August Tree of the Month: Red-Flowering Eucalyptus
By David Gress
When Santa Barbara decorates for Fiesta every August, the Red-flowering Eucalyptus (also known as the Red-flowering Gum) participates by putting on a spectacular display of vibrantly colored flowers. Some bear bright red flowers, while others bear flowers in shades of either pale cream, pale pink, orange, or deep crimson. No other tree has naturally such a diverse flower color palette - “Red-flowering” is a slight misnomer!
While most Red-flowering Eucalyptus bloom primarily in the summer, some will bloom sporadically throughout the year. Flat-topped flower clusters (called corymbs) are located at the ends of the branchlets, typically with 7 blooms per cluster. The flowers’ bright color and sweet nectar are an irresistible treat for bees.
When pollinated, the flowers transform into woody urn-shaped seed pods which are relatively large, measuring up to 1 ½ inches long and over 1 inch wide. Trees which have flowered profusely may have such a heavy load of resulting seed pods that their branches can break from the weight. It’s a good idea to prune out the excess pods, particularly on heavy limbs, to lighten the overall burden. Don’t throw them away - both the flower clusters and the seed pods are beautiful in floral arrangements!
From a distance, this tree really doesn’t look like a Eucalyptus at all. Instead, it wears a crown that is broad and dense, carries somewhat pendulous branches, and presents slightly-glossy leaves that are dark green above and pale green below (3 to 6 inches long; 1 to 2 inches wide). Its bark is rough, fibrous, and fissured, can be red-brown, black-brown, or grey-brown in color, and does not shed (as some Eucalyptus do). Moreover, it stays rather small, with an ultimate height of 25 to 35 feet and an equal spread. It is relatively slow growing.

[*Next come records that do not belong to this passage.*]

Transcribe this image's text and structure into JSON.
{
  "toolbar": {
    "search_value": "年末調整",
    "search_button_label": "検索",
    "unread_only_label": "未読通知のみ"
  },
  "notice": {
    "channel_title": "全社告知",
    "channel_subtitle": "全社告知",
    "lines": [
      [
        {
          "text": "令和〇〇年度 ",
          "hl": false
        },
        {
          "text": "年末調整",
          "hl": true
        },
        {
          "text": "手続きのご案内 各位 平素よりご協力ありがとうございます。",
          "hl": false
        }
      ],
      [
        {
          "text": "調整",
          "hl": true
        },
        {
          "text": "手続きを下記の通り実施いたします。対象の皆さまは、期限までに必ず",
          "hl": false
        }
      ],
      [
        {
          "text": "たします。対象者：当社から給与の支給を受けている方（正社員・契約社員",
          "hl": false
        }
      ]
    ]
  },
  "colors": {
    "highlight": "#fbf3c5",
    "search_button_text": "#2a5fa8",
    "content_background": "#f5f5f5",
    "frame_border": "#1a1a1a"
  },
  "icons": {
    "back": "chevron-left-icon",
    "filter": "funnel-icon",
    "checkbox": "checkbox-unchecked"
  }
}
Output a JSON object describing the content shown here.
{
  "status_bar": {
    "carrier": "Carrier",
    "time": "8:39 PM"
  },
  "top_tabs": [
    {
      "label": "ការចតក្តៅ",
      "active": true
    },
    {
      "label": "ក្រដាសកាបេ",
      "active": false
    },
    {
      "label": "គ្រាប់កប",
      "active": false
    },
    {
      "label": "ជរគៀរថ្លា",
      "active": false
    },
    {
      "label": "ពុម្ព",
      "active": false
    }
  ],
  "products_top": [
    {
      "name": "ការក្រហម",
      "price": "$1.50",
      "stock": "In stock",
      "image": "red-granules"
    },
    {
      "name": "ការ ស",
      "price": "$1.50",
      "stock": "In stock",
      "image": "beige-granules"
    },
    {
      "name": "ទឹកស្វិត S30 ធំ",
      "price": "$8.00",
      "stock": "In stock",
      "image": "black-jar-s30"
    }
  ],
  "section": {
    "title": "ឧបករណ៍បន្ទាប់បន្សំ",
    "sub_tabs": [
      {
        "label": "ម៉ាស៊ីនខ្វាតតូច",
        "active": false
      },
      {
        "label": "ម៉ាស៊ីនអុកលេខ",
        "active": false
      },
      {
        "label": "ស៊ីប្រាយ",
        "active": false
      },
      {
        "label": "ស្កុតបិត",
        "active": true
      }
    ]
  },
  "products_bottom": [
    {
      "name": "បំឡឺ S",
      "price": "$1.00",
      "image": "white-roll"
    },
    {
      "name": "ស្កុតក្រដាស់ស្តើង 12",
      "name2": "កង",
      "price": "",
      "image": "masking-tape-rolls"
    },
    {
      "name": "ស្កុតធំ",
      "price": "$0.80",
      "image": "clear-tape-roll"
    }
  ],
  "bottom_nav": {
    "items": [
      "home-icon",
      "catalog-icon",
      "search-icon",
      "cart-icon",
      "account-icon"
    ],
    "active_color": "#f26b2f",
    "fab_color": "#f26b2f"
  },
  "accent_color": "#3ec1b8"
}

“Eucalyptus” is another misnomer for this tree. Historically, it had been placed in the genus Eucalyptus. In 1995, after its genome was analyzed, it was moved to the genus Corymbia. Consequently, its current botanical name is Corymbia ficifolia. Corymbia refers to its corymb-shaped flower clusters; ficifolia is Latin and means “fig-like leaves” (referring to the leaf shape of the genus Ficus - not to the leaf shape of real fig trees).
Red-flowered Eucalyptus has been planted in Santa Barbara since 1900 and is now seen all over town. It is well suited to our climate, since it does best within a few miles of the ocean and is very drought tolerant. It is frost-hardy to about 25 degrees.

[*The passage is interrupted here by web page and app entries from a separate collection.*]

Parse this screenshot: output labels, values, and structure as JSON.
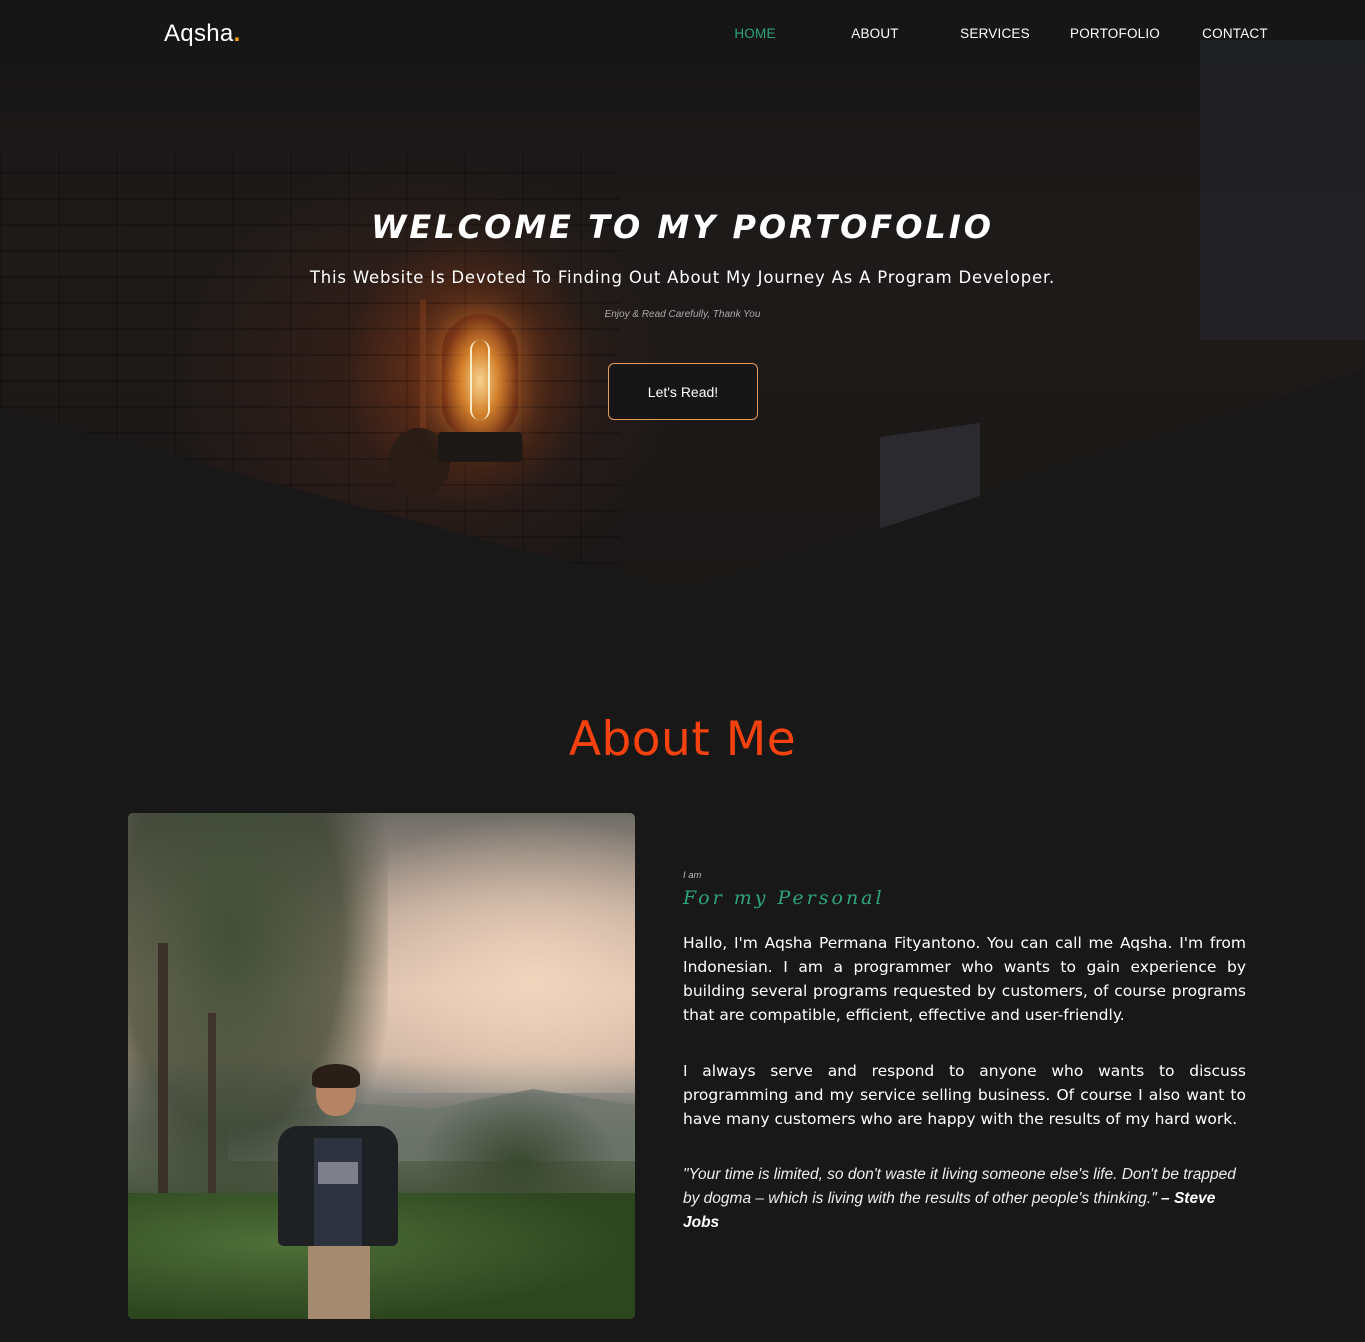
{
  "nav": {
    "logo": "Aqsha",
    "logo_dot": ".",
    "links": [
      {
        "label": "HOME",
        "active": true
      },
      {
        "label": "ABOUT",
        "active": false
      },
      {
        "label": "SERVICES",
        "active": false
      },
      {
        "label": "PORTOFOLIO",
        "active": false
      },
      {
        "label": "CONTACT",
        "active": false
      }
    ]
  },
  "hero": {
    "title": "WELCOME TO MY PORTOFOLIO",
    "subtitle": "This Website Is Devoted To Finding Out About My Journey As A Program Developer.",
    "note": "Enjoy & Read Carefully, Thank You",
    "button_label": "Let's Read!"
  },
  "about": {
    "title": "About Me",
    "i_am": "I am",
    "tagline": "For my Personal",
    "paragraph1": "Hallo, I'm Aqsha Permana Fityantono. You can call me Aqsha. I'm from Indonesian. I am a programmer who wants to gain experience by building several programs requested by customers, of course programs that are compatible, efficient, effective and user-friendly.",
    "paragraph2": "I always serve and respond to anyone who wants to discuss programming and my service selling business. Of course I also want to have many customers who are happy with the results of my hard work.",
    "quote": "\"Your time is limited, so don't waste it living someone else's life. Don't be trapped by dogma – which is living with the results of other people's thinking.\"",
    "quote_author": "– Steve Jobs"
  },
  "colors": {
    "background": "#181818",
    "accent_green": "#2fa57a",
    "accent_orange": "#f7420f",
    "logo_dot": "#f9a11b",
    "button_border": "#e59b5a"
  }
}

Mature trees are found as street trees in the 1200-1900 blocks of Chino Street, the 100-800 blocks of West Pedregosa Street, the 100-400 blocks of West Haley Street, the 300-400 blocks of West Ortega Street, the 700 block of West Carrillo Street, and (intermittently) along Cliff Drive, and also stand as landscape trees in Alice Keck Park Memorial Gardens (adjacent to Garden Street).

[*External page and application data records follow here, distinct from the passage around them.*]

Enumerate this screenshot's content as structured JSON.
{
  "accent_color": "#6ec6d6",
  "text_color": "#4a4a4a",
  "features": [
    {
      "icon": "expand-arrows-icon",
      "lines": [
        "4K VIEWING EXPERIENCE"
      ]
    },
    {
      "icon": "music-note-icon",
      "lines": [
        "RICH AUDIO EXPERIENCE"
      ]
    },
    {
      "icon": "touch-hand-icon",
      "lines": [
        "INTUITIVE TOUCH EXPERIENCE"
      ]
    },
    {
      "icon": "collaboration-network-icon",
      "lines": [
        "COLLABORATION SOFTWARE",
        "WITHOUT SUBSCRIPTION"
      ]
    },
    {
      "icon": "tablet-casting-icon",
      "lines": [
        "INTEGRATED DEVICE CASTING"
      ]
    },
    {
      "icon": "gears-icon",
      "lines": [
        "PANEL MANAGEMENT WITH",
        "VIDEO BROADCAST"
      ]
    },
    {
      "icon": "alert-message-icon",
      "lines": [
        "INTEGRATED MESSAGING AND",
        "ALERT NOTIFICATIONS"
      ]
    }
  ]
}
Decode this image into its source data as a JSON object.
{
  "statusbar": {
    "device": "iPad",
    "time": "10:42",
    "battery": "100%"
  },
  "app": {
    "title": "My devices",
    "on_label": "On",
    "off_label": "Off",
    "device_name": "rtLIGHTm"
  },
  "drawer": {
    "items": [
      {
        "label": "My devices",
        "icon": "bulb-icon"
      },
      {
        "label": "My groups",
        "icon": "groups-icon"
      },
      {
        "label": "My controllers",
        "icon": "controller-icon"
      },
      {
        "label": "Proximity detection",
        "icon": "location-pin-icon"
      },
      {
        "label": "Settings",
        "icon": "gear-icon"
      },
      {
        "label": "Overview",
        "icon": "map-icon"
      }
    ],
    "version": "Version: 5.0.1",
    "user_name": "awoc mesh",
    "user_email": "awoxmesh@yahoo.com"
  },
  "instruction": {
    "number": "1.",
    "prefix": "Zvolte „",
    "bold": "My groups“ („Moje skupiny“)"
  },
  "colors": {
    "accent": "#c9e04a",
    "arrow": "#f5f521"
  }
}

Tree-of-the-Month articles are sponsored by Santa Barbara Beautiful, whose many missions include the increase of public awareness and appreciation of Santa Barbara’s many outstanding trees and, in a long-time partnership with the City Parks & Recreation Department, the funding and planting of trees along the City’s streets – a project which has resulted in the planting, to date, of more than 12,000 street trees.